In our view, this will do nothing to guarantee the accuracy of the prices. The fact that a figure can be traced to its original source verifies only that it has not been invented. It does not ensure that the price is accurate.
It would clearly be advantageous to recruit the largest possible number of people to provide price data. But casting the net wide does not guarantee that you catch the biggest fish. If they have to be involved in an audit trail, many of the world"s largest steel buyers would decline to participate.
The recent roller-coaster ride in world commodity markets does not bode well for steel futures. Prices for non-ferrous metals have been driven up to record highs by pressures that have less to do with the basics of supply and demand, and more from speculation by investment funds. In mid-April the inevitable correction took place and metal prices tumbled – for nickel and zinc by as much as 7 percent in a single day. This was attributed purely to "sentiment". Market fundamentals had not changed significantly. The world steel market measures more than 1,000 million tonnes. It would be absurd to have the price of this physical metal determined by dealings between financial speculators who have their own agenda.
Many of our subscribers are using MEPS prices in their contracts. These data do not provide a hedge against future price changes, but they do give a different sort of safeguard. This is a guarantee that people using our prices are no worse off than their competitors. This is a benefit to both buyers and sellers.
In contrast to the verifiable audit trail, MEPS obtains its price information on a confidential basis from contributors who are guaranteed anonymity and – therefore – are more open and honest in what they tell us. We also exchange information about prices and commercial conditions with our contributors – establishing a dialogue with the market. This is important to the accuracy of our price data. In an audit trail, most of the information will flow one way. Focusing the contributors on providing mill prices for a specific grade, in a consistent product form can be an ever present problem without regular dialogue.

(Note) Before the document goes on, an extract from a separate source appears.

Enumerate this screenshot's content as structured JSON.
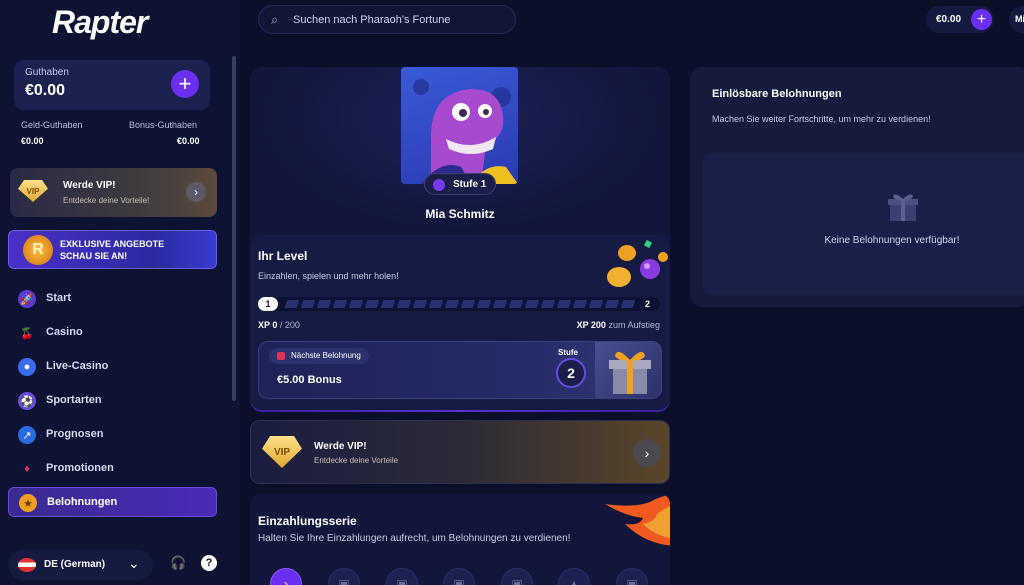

Most steel buyers see their skills as understanding market tendencies and assessing the turning points. This gives them the opportunity to have material available for fabrication at times of shortage and minimum stocks when oversupply develops. At the same time, steel mill executives pay close attention to market movements and attempt to adjust output when excess or tight supplies develop. MEPS transaction prices reflect these market fundamentals.
The instability created from speculation by investment funds could make some of these skills null and void and leave both buyers and sellers with a new set of volatile reference prices which bear no relationship to market supply and demand.
Futures trading offers the opportunity to hedge, but this is something that not many steel market participants seem to crave. At a meeting earlier this month, US steel producers and service centres either opposed futures trading or played down its likely significance. Steel futures may be taken up by certain steel mills and a limited number of buyers who currently operate on one year contracts and need to lock in a guaranteed price forward.